Saudi Arabia
For exports to Saudi Arabia it seems to be very much a case of “business as usual”, with existing licences for all types of military equipment worth over £1.863 billion, predominantly for combat aircraft but also for:

  • Small arms components (over £4.5 million)
  • Offensive crowd-control equipment (over £4 million)
  • Ammunition (over £70,000)
  • Combat vehicles (£250,000)

In addition, open licences (which place no limit on the scale of exports) were issued for a vast array of equipment including components and/or technology for aircraft, naval vessels, missiles, small arms and light weapons.

Sri Lanka
The UK has authorised small arms and components and related equipment (including weapons sights) for small arms, small arms ammunition and riot-control equipment to Sri Lanka to a value of approximately £5 million, including:

  • 600 assault rifles
  • 780 rifles
  • 210 combat shotguns

The UK issued licences for the export to Tunisia of anti-armour ammunition and small arms ammunition worth over £250,000. It also granted an open licence (which places no limit on the scale of exports) for small arms ammunition.

Embargoed states
The UK’s policy with regard to enforcing embargoes also require further explanation.

The UK has licensed exports of inter alia components for air-to air missiles, components and technology for combat aircraft, components for military helicopters, components for military radars, and more than £2 million worth of small arms ammunition.

While most controlled exports to Iran are for civilian aircraft, the UK has licenced the export of more than £2.5 million worth of components for military electronic equipment

Unmanned aerial vehicles (UAVs)
In addition, it is noticeable that the UK is now issuing export licences for components and/or technology etc. for UAVs to a surprising number of these destinations, such as Bahrain, Colombia, Israel, Libya, Pakistan, Russia and Saudi Arabia.

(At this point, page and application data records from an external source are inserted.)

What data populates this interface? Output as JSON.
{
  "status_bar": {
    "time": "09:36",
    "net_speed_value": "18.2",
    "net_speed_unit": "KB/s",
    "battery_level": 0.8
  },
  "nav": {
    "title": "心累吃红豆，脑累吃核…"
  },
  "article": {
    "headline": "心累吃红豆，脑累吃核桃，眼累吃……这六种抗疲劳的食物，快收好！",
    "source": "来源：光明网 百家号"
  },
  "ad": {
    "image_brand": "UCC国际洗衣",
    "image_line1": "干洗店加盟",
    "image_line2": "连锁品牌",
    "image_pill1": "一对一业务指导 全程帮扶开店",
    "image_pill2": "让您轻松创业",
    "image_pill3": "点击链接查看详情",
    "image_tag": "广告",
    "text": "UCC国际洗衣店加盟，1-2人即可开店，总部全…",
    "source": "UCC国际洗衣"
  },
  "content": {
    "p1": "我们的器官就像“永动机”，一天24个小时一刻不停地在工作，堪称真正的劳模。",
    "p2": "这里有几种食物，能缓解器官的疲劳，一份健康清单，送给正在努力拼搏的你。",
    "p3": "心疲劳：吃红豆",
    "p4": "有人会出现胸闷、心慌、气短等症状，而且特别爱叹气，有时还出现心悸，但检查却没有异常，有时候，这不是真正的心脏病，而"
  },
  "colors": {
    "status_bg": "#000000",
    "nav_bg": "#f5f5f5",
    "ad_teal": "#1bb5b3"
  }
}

Control Arms UK includes Action on Armed Violence, Amnesty International, Article 36, the Omega Research Foundation, Oxfam and Saferworld.